The clearance by the agents of Edward Hawkins of three Alie Street houses around 1815 permitted the formation of Alie Place, a short access road leading to the Tenter Ground, now the north end of St Mark Street. Two four-storey stock-brick buildings (1 and 2 St Mark Street) went up around 1824 to flank the north end of the new opening towards Alie Street, bearing channelled- stucco lower storeys and first-floor relieving arches, with their entrances on Alie Place. A counterpart pair (5 and 8 St Mark Street), a storey lower and probably built in 1828–9 as 1 and 2 Tenter Ground, faced what is now North Tenter Street.
No. 1, to the north-east, was for long occupied by a cigar manufacturer, Maurice Newman, and remained in commercial use by a trunk and packing-case manufacturer in the 1860s. No. 2, north-west, was first occupied by William Henry Graves, a surgeon and District Medical Officer, whose lease passed to his successor John Liddle, and then to Alfred Turner, a solicitor, later in the century. All likely used the forerunner of the low range to the rear that is 4 St Mark Street as a surgery or offices. Beyond at No. 8, to the south- west, the Plumbe family, arrowroot agents and perhaps first occupants, were resident for several decades. No. 5 was used as a ladies’ school until at least the 1860s. By the 1890s, a shopfront had been inserted at No. 1, which now accommodated one of the area’s principal makers of Passover cakes. Nos 2, 5, 6 and 8 were at this time occupied, respectively by a wholesale clothier, a butcher, a rabbi (Abraham Goldstein), and a gasfitter.1

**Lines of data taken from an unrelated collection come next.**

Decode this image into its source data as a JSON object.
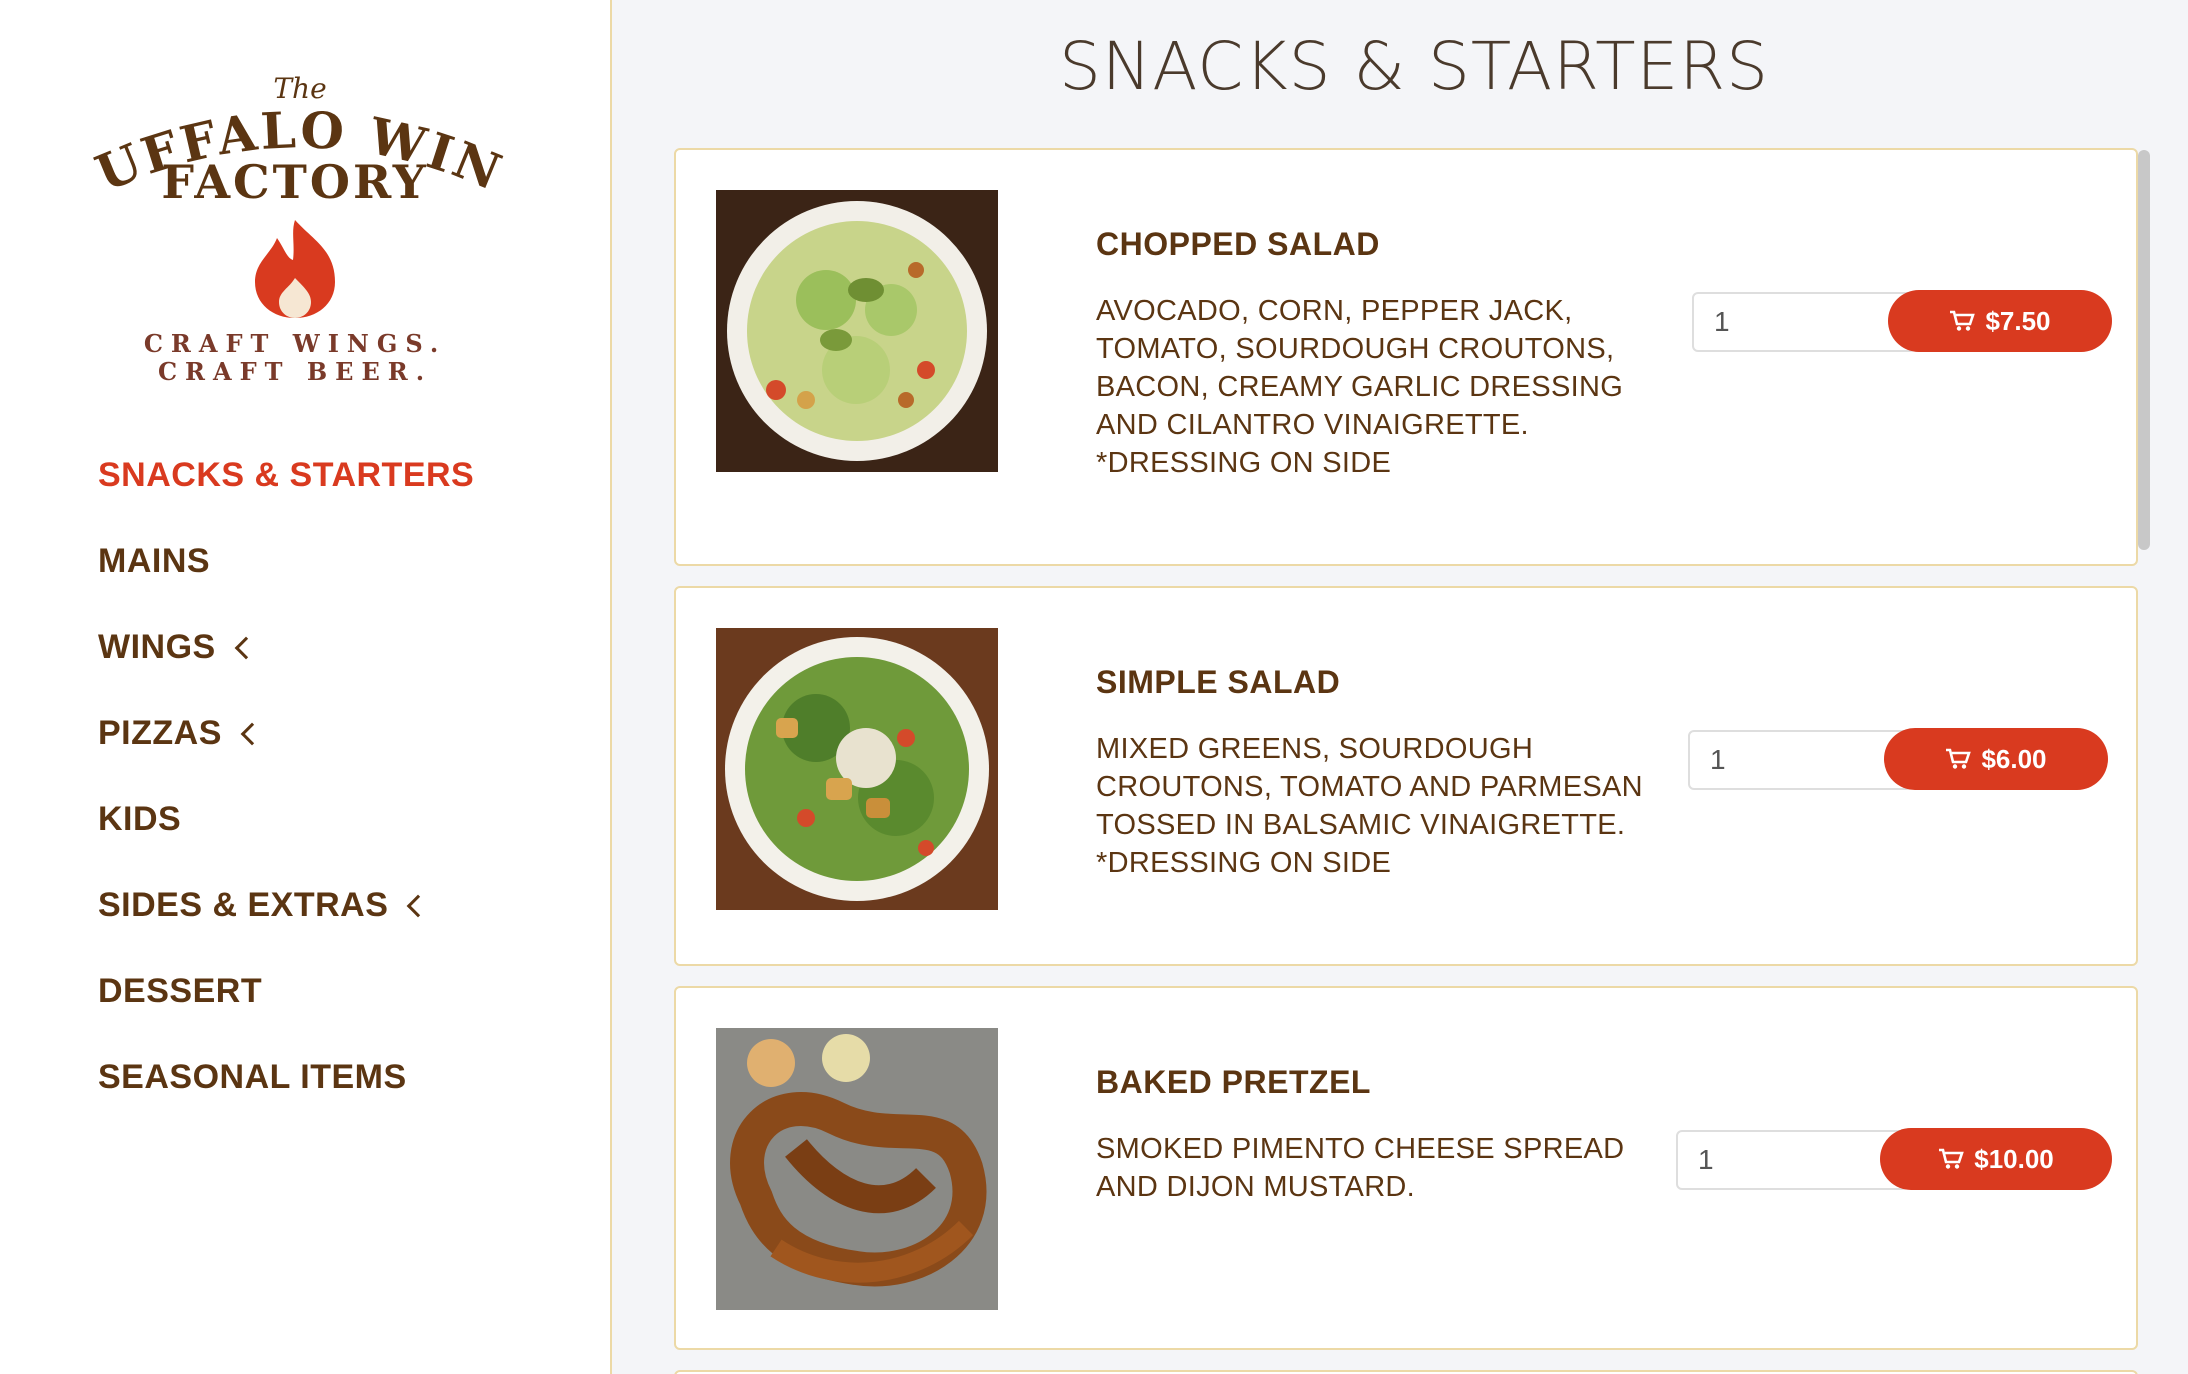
{
  "brand": {
    "logo_top": "The",
    "logo_line1": "BUFFALO WING",
    "logo_line2": "FACTORY",
    "logo_tag1": "CRAFT WINGS.",
    "logo_tag2": "CRAFT BEER."
  },
  "nav": {
    "items": [
      {
        "label": "SNACKS & STARTERS",
        "active": true,
        "has_submenu": false
      },
      {
        "label": "MAINS",
        "active": false,
        "has_submenu": false
      },
      {
        "label": "WINGS",
        "active": false,
        "has_submenu": true
      },
      {
        "label": "PIZZAS",
        "active": false,
        "has_submenu": true
      },
      {
        "label": "KIDS",
        "active": false,
        "has_submenu": false
      },
      {
        "label": "SIDES & EXTRAS",
        "active": false,
        "has_submenu": true
      },
      {
        "label": "DESSERT",
        "active": false,
        "has_submenu": false
      },
      {
        "label": "SEASONAL ITEMS",
        "active": false,
        "has_submenu": false
      }
    ]
  },
  "main": {
    "title": "SNACKS & STARTERS",
    "items": [
      {
        "name": "CHOPPED SALAD",
        "description": [
          "AVOCADO, CORN, PEPPER JACK,",
          "TOMATO, SOURDOUGH CROUTONS,",
          "BACON, CREAMY GARLIC DRESSING",
          "AND CILANTRO VINAIGRETTE.",
          "*DRESSING ON SIDE"
        ],
        "quantity": "1",
        "price": "$7.50",
        "image": "chopped-salad-photo"
      },
      {
        "name": "SIMPLE SALAD",
        "description": [
          "MIXED GREENS, SOURDOUGH",
          "CROUTONS, TOMATO AND PARMESAN",
          "TOSSED IN BALSAMIC VINAIGRETTE.",
          "*DRESSING ON SIDE"
        ],
        "quantity": "1",
        "price": "$6.00",
        "image": "simple-salad-photo"
      },
      {
        "name": "BAKED PRETZEL",
        "description": [
          "SMOKED PIMENTO CHEESE SPREAD",
          "AND DIJON MUSTARD."
        ],
        "quantity": "1",
        "price": "$10.00",
        "image": "baked-pretzel-photo"
      }
    ]
  },
  "colors": {
    "accent": "#d93a1f",
    "brown": "#5b3512",
    "card_border": "#ecd9a6",
    "background": "#f4f5f8"
  },
  "icons": {
    "cart": "cart-icon",
    "chevron": "chevron-left-icon",
    "flame": "flame-icon"
  }
}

The single-storey range between Nos 2 and 8 (Nos 4 and 6) was piecemeal development made outwardly homogenous in 1900–1 by Marks Specterman, a bootmaker, employing H. Wall & Co., builders.2 In 1938–9 the front shop (No. 2) was taken by D. S. Badwal & Co., ‘indian herb merchants’, with No. 4 to the rear made a café run by Millie Greenwald. These premises were united in the 1940s for the café, now run by Giuseppe Grandini. From 1950 the establishment was in the hands of Salehbhai Jafferji (1907–1987), born in Zanzibar, who lodged Indian merchant seamen above the café, which came to be known as Halal Restaurant by the 1960s. Owned and run since 1981 by Usman Narangali, a former merchant seaman from Kerala who had worked his way up from the kitchen, and then by his son, Mahaboob Narangali, it lays plausible claim to being East London’s oldest continuing Indian restaurant.3
No. 8, to the rear, long housed a corner shop, called City Food Store until 2017 when the space was converted to use as a barber’s shop. Across St Mark Street, No. 1 had been turned to use as a restaurant by 1935, held by H. Borenstein and later styled Fredson’s Café. Following shoring to prevent collapse, that whole property was rebuilt in pastiche form in the late 1980s as 28 Alie Street, offices with a two-storey and attic four-bay rear wing that replaced a single-storey shop and two-storey workshop. No. 5 was retained and repaired.4
Tower Hamlets Local History Library and Archives, P/FWP/3/1–2: Morning Advertiser, 14 June 1834, p.4: Sun (London), 10 Feb 1840, p.3: Ancestry: Post Office Directories (POD): London School of Economics/Brisith Library of Political and Economic Sciences, BOOTH/B/351, p.59: Census ↩
London County Council Minutes, 22 May 1900, p.748; 19 July 1904, p.1516: Ordnance Survey maps: London Metropolitan Archives (LMA), District Surveyors Returns ↩
POD: electoral registers: Ancestry: spitalfieldslife.com/2012/03/14/at- the-halal-restaurant/: www.thebetterindia.com/238392/london-halal-restaurant- usman-abubacke-owner-kerala-nri-chicken-tikka-masala-vindaloo-naan-poppadum- chutney-vid01/?noamp=mobile ↩
POD: LMA, Collage 116896–7, 119988, 167475: Tower Hamlets planning applications online ↩